Published in Woonsocket Call on January 17, 2016
In 1958, Rhode Island Congressman John E. Fogarty, a former bricklayer, introduced legislation calling for a White House Conference on Aging (WHCoA) to “promote the dignity, health and economic security of older Americans.” President Dwight D. Eisenhower signed the enacted legislation and the first conference was held in 1961, with subsequent conferences in 1971, 1981, 1995, 2005 and 2015.
Looking back, the 1961 WHCoA played a major role in the creation of Medicare and Medicaid, even the Older Americans Act. Ten years later, the conference’s recommendation’s for automatic cost-of-living adjustments for Social Security ultimately became law in 1975. The founding of the Senate Aging Committee came from recommendations at the 1971 WHCoA.
A Year Marked with Anniversaries
The one-day 2015 WHCoA (usually three days) was actually held at 1600 Pennsylvania Avenue, but with a much smaller assembly than in previous years at Washington hotels, such as in 1995, which had 2,221 delegates and 2005, where about 1,100 selected delegates gathered. But his time, new technologies allowed others to tune in. The White House could only accommodate a few hundred dignitaries.
Over 700 watch parties were held in every state and thousands of people tuned in on Monday, July 13, 2015, to watch the day-long proceedings by live webcast. Over 9,000 people participated, too, through social media on Twitter and Facebook.
But, Paul Kleyman, editor of the Generations Beat Online (GBONews.org), a E-Newsletter for age beat journalist, noted in the Jan. 17, 2016 issue, that this year’s aging conference had no delegate selection process like previous ones. “As we’ve noted previously, though, more than one expert expressed disappointment that the Obama Administration made little effort to muster bipartisan support among GOP congressional members who might well have wanted some representation on the issue going into the 2016 election season. Historically, governors and members of Congress got to pick local constituents in fields from retirement finance to health services with a prestigious delegate appointment to the conference,” says the seasoned journalist who served as a delegate at the 1995 WHCoA.
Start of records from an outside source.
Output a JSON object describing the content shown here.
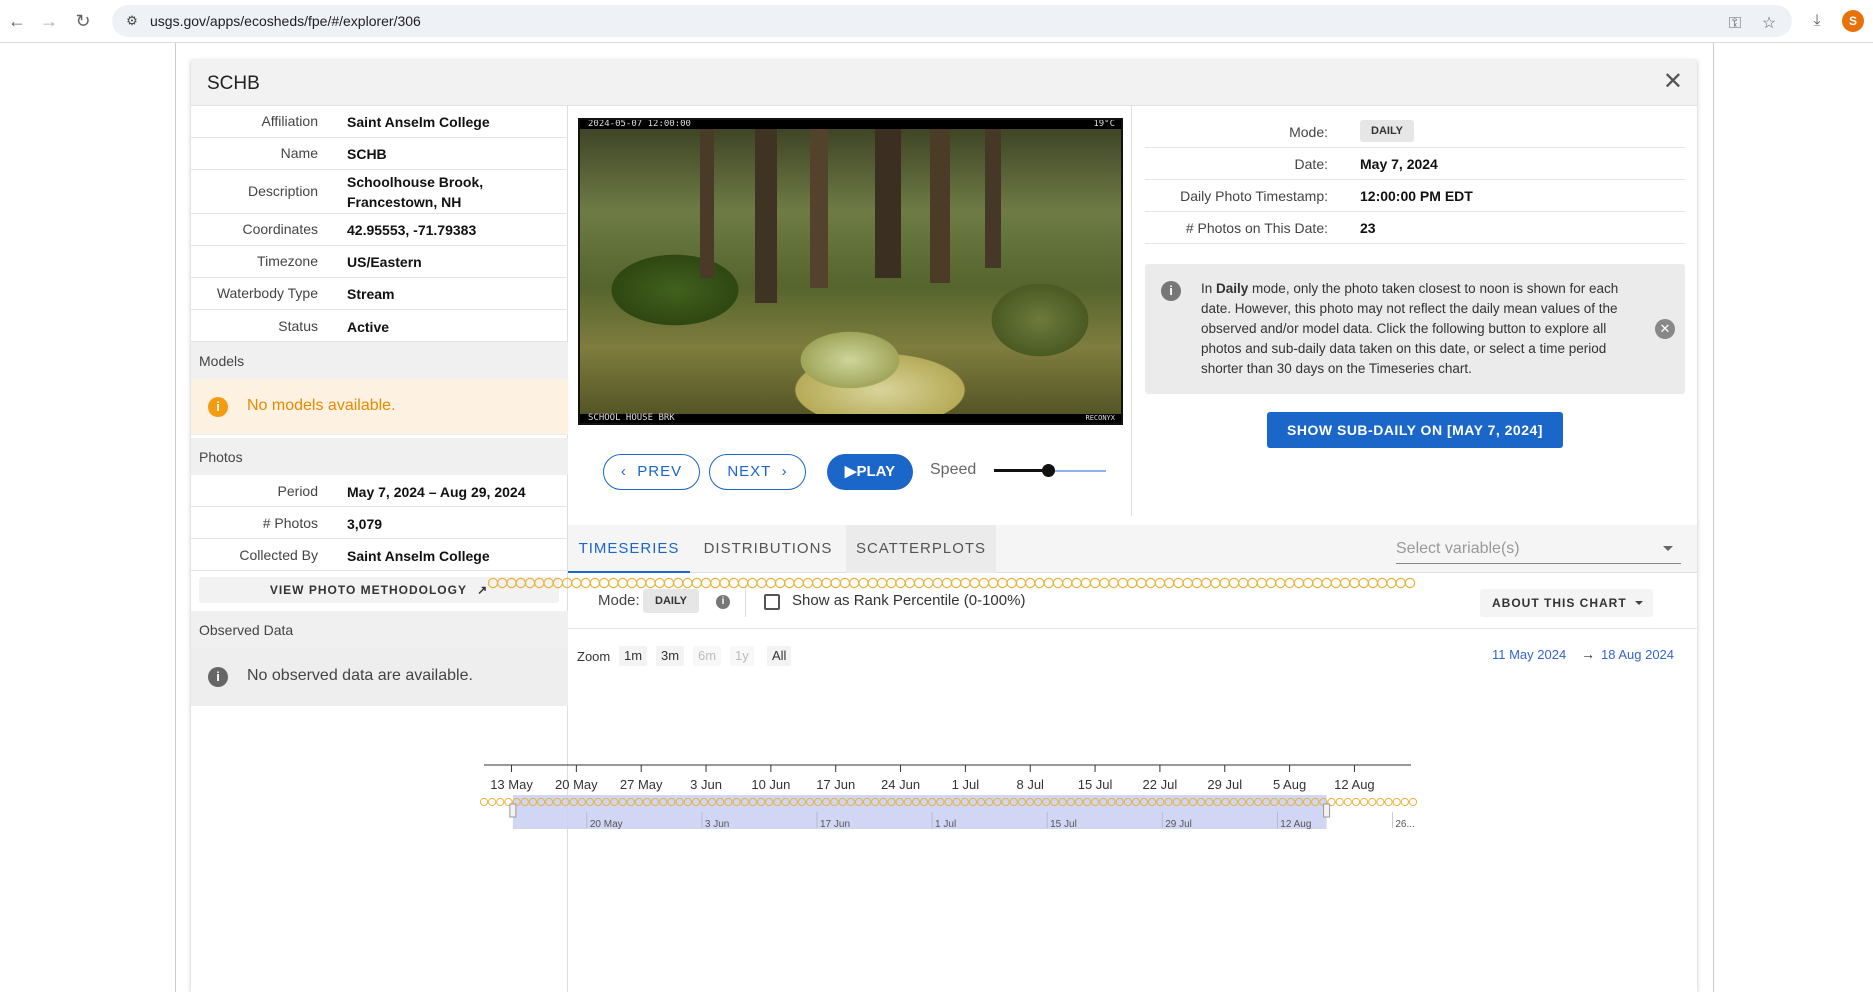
{
  "browser": {
    "url": "usgs.gov/apps/ecosheds/fpe/#/explorer/306",
    "profile_initial": "S"
  },
  "panel": {
    "title": "SCHB",
    "info": [
      {
        "label": "Affiliation",
        "value": "Saint Anselm College"
      },
      {
        "label": "Name",
        "value": "SCHB"
      },
      {
        "label": "Description",
        "value": "Schoolhouse Brook, Francestown, NH"
      },
      {
        "label": "Coordinates",
        "value": "42.95553, -71.79383"
      },
      {
        "label": "Timezone",
        "value": "US/Eastern"
      },
      {
        "label": "Waterbody Type",
        "value": "Stream"
      },
      {
        "label": "Status",
        "value": "Active"
      }
    ],
    "models_header": "Models",
    "models_alert": "No models available.",
    "photos_header": "Photos",
    "photos": [
      {
        "label": "Period",
        "value": "May 7, 2024 – Aug 29, 2024"
      },
      {
        "label": "# Photos",
        "value": "3,079"
      },
      {
        "label": "Collected By",
        "value": "Saint Anselm College"
      }
    ],
    "methodology_button": "VIEW PHOTO METHODOLOGY",
    "observed_header": "Observed Data",
    "observed_alert": "No observed data are available."
  },
  "photo": {
    "overlay_top_left": "2024-05-07 12:00:00",
    "overlay_top_right": "19°C",
    "overlay_bottom_left": "SCHOOL HOUSE BRK",
    "overlay_bottom_right": "RECONYX"
  },
  "controls": {
    "prev": "PREV",
    "next": "NEXT",
    "play": "PLAY",
    "speed_label": "Speed",
    "speed_level": 0.48
  },
  "meta": [
    {
      "label": "Mode:",
      "value": "DAILY",
      "chip": true
    },
    {
      "label": "Date:",
      "value": "May 7, 2024"
    },
    {
      "label": "Daily Photo Timestamp:",
      "value": "12:00:00 PM EDT"
    },
    {
      "label": "# Photos on This Date:",
      "value": "23"
    }
  ],
  "info_box": {
    "pre": "In ",
    "bold": "Daily",
    "post": " mode, only the photo taken closest to noon is shown for each date. However, this photo may not reflect the daily mean values of the observed and/or model data. Click the following button to explore all photos and sub-daily data taken on this date, or select a time period shorter than 30 days on the Timeseries chart."
  },
  "sub_daily_button": "SHOW SUB-DAILY ON [MAY 7, 2024]",
  "tabs": [
    "TIMESERIES",
    "DISTRIBUTIONS",
    "SCATTERPLOTS"
  ],
  "select_variables_placeholder": "Select variable(s)",
  "options": {
    "mode_label": "Mode:",
    "mode_value": "DAILY",
    "rank_label": "Show as Rank Percentile (0-100%)",
    "about_button": "ABOUT THIS CHART"
  },
  "zoom": {
    "label": "Zoom",
    "buttons": [
      {
        "label": "1m",
        "enabled": true
      },
      {
        "label": "3m",
        "enabled": true
      },
      {
        "label": "6m",
        "enabled": false
      },
      {
        "label": "1y",
        "enabled": false
      },
      {
        "label": "All",
        "enabled": true
      }
    ],
    "from": "11 May 2024",
    "to": "18 Aug 2024"
  },
  "chart_data": {
    "type": "scatter",
    "series_color": "#e8b23a",
    "x_ticks": [
      "13 May",
      "20 May",
      "27 May",
      "3 Jun",
      "10 Jun",
      "17 Jun",
      "24 Jun",
      "1 Jul",
      "8 Jul",
      "15 Jul",
      "22 Jul",
      "29 Jul",
      "5 Aug",
      "12 Aug"
    ],
    "photo_days_visible_start": "2024-05-11",
    "photo_days_visible_end": "2024-08-18",
    "navigator": {
      "ticks": [
        "20 May",
        "3 Jun",
        "17 Jun",
        "1 Jul",
        "15 Jul",
        "29 Jul",
        "12 Aug",
        "26..."
      ],
      "selection_start": "2024-05-11",
      "selection_end": "2024-08-18",
      "data_start": "2024-05-07",
      "data_end": "2024-08-29"
    }
  },
  "colors": {
    "accent": "#1a66c9",
    "warning": "#e68a00",
    "marker": "#e8b23a"
  }
}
A Call for an Expansion of Social Security
The WHCoA’s scheduled date in 2015 fell in the year where advocates in aging celebrated the 50th anniversary of Medicare, Medicaid and the Older Americans Act as well as the 80th anniversary of Social Security. Kleyman notes that the newly released 34 page WHCoA report (with 49 pages of appendices) says, “The 2015 White House Conference on Aging (WHCOA) provided an opportunity to recognize the importance of these key programs as well as to look ahead to the next decade.”
President Obama was sent a letter with 74 Congressional cosigners reminding him that over half of today’s older workers are not expected to be able to have sufficient resources upon their retirement to maintain their current standard of living. Although they called for an expansion of Social Security, Kleyman says discussion was “barely audible” at the aging conference.
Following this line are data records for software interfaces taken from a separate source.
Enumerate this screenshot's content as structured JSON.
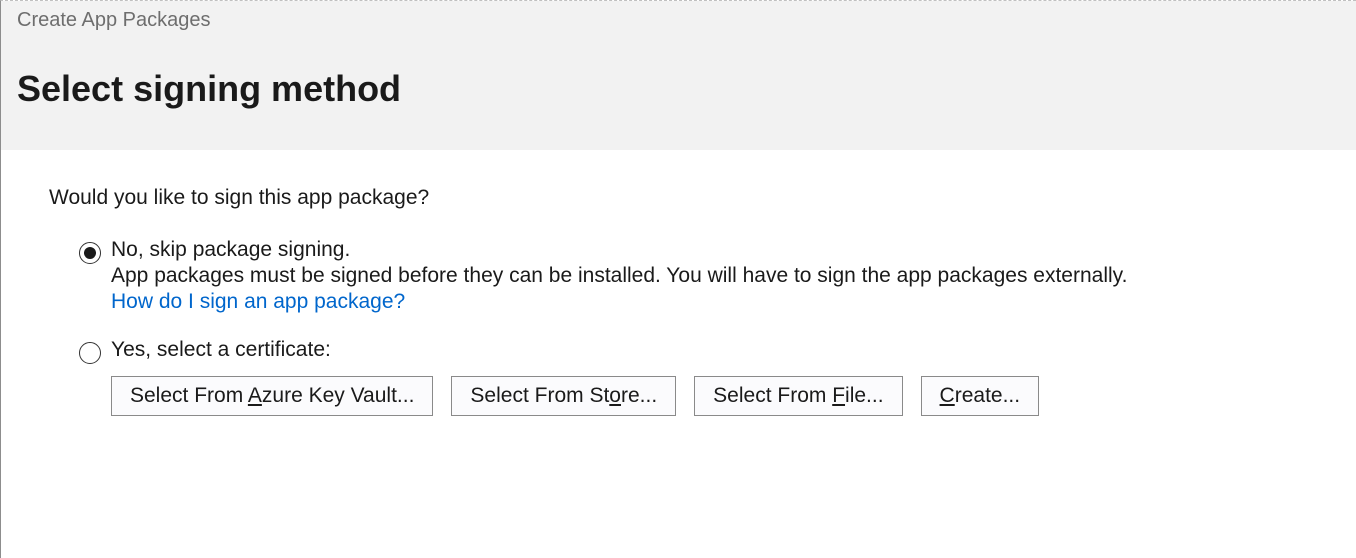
{
  "window": {
    "title": "Create App Packages"
  },
  "header": {
    "heading": "Select signing method"
  },
  "main": {
    "question": "Would you like to sign this app package?",
    "options": {
      "no": {
        "label": "No, skip package signing.",
        "description": "App packages must be signed before they can be installed. You will have to sign the app packages externally.",
        "link_text": "How do I sign an app package?",
        "selected": true
      },
      "yes": {
        "label": "Yes, select a certificate:",
        "selected": false,
        "buttons": {
          "azure_pre": "Select From ",
          "azure_mn": "A",
          "azure_post": "zure Key Vault...",
          "store_pre": "Select From St",
          "store_mn": "o",
          "store_post": "re...",
          "file_pre": "Select From ",
          "file_mn": "F",
          "file_post": "ile...",
          "create_pre": "",
          "create_mn": "C",
          "create_post": "reate..."
        }
      }
    }
  }
}
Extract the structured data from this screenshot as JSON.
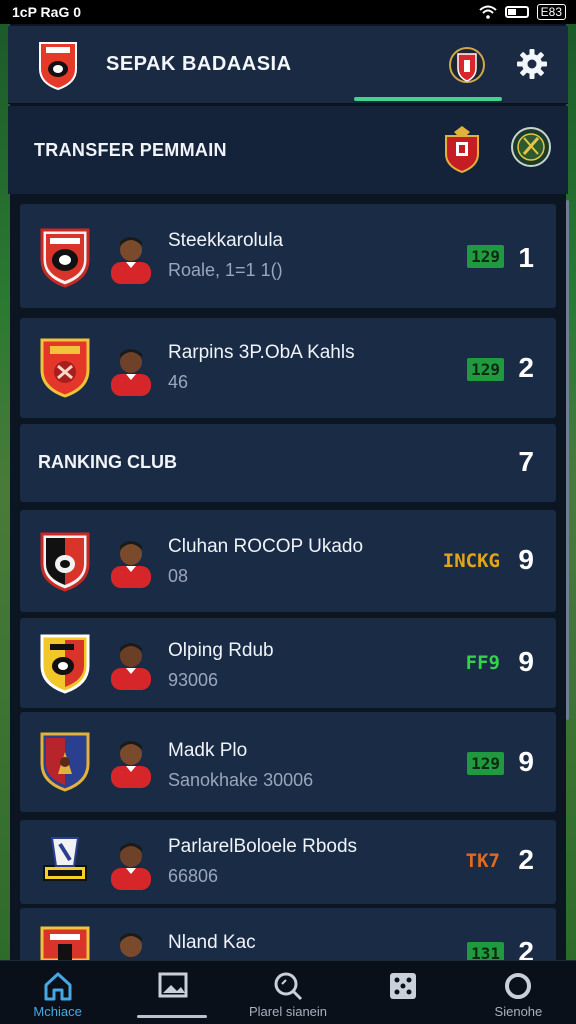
{
  "status_bar": {
    "left_text": "1cP RaG 0",
    "battery_text": "E83"
  },
  "header": {
    "title": "SEPAK BADAASIA",
    "icons": [
      "club-crest-icon",
      "gear-icon"
    ]
  },
  "transfer_section": {
    "title": "TRANSFER PEMMAIN"
  },
  "transfers": [
    {
      "name": "Steekkarolula",
      "sub": "Roale, 1=1 1()",
      "tag": "129",
      "tag_style": "green",
      "number": "1"
    },
    {
      "name": "Rarpins 3P.ObA Kahls",
      "sub": "46",
      "tag": "129",
      "tag_style": "green",
      "number": "2"
    }
  ],
  "ranking_section": {
    "title": "RANKING CLUB",
    "number": "7"
  },
  "rankings": [
    {
      "name": "Cluhan ROCOP Ukado",
      "sub": "08",
      "tag": "INCKG",
      "tag_style": "yellow",
      "number": "9"
    },
    {
      "name": "Olping Rdub",
      "sub": "93006",
      "tag": "FF9",
      "tag_style": "lime",
      "number": "9"
    },
    {
      "name": "Madk Plo",
      "sub": "Sanokhake 30006",
      "tag": "129",
      "tag_style": "green",
      "number": "9"
    },
    {
      "name": "ParlarelBoloele Rbods",
      "sub": "66806",
      "tag": "TK7",
      "tag_style": "orange",
      "number": "2"
    },
    {
      "name": "Nland Kac",
      "sub": "",
      "tag": "131",
      "tag_style": "green",
      "number": "2"
    }
  ],
  "bottom_nav": [
    {
      "label": "Mchiace",
      "icon": "home-icon",
      "active": true
    },
    {
      "label": "",
      "icon": "image-icon",
      "active": false
    },
    {
      "label": "Plarel sianein",
      "icon": "search-icon",
      "active": false
    },
    {
      "label": "",
      "icon": "dice-icon",
      "active": false
    },
    {
      "label": "Sienohe",
      "icon": "circle-icon",
      "active": false
    }
  ],
  "colors": {
    "accent": "#43d38a",
    "nav_active": "#47a9e3",
    "card": "#1a2b45",
    "header": "#1a2a42"
  }
}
In addressing the WHCoA attendees, Obama called for “keeping Social Security strong, protecting its future solvency,” pledging to fight “privatization of the program. Kleyman observed that proposed new rules to help workers increase their retirement “stopped short of supporting stronger benefits that they need.”
It’s a Mixed Bag
But, Kleyman says that aging advocates consider the WHCoA’s recommendations a mixed bag. In his E-newsletter article, he references a Jan. 6, 2015 blog penned by Kevin Prindiville who serves as executive director of Justice in Aging. “The report details piecemeal public actions and private initiatives, but ignores the opportunity to lay out an ambitious policy proposal to address pressing systemic challenges,” he says.
Kleyman also zeros in on Prindiville’s observations as to why this year’s WHCoA was of the scaled down. He observed, “To those who followed the WHCOA closely, this was not a surprise. Congress’ failure to reauthorize the Older Americans Act, and the lack of appropriate funding for the conference, meant WHCOA organizers had to produce a conference without a budget. With little infrastructure and support, the White House did not propose any new big, bold ideas to prepare for a population that is literally booming.”
Kleyman says that attendees were pleased to see a recommendation calling for improving the quality and safety requirements in the nation’s 15,000 long-term care facilities and a proposal to allow low-income and frail home bound elders and people with disabilities to use food stamps for meals on wheels.
Meanwhile, attendees were told at this event that physicians would be paid starting in 2016 to counsel patients about their end-of-life care, adds Kleyman, noting that recommendations did not address the nation’s increasing diversity. Yet, there was no discussion on hospice and palliative care, affordable senior housing issues, and little discussion of elder abuse, the need for adequate transportation and long-term care, he says.
See You in 2025
According to the Census Bureau, in 2050, the 65-and-older population will be 83.7 million, almost double of what it was in 2012. The 2015 WHCoA conference has taken place with a skyrocketing older population, referred to as the “Graying of America.” Can this year’s conference provide policy makers with a road map to shape the delivery of services for years to come? As Kleyman says, probably not. “So it goes, at least until 2025,” he says.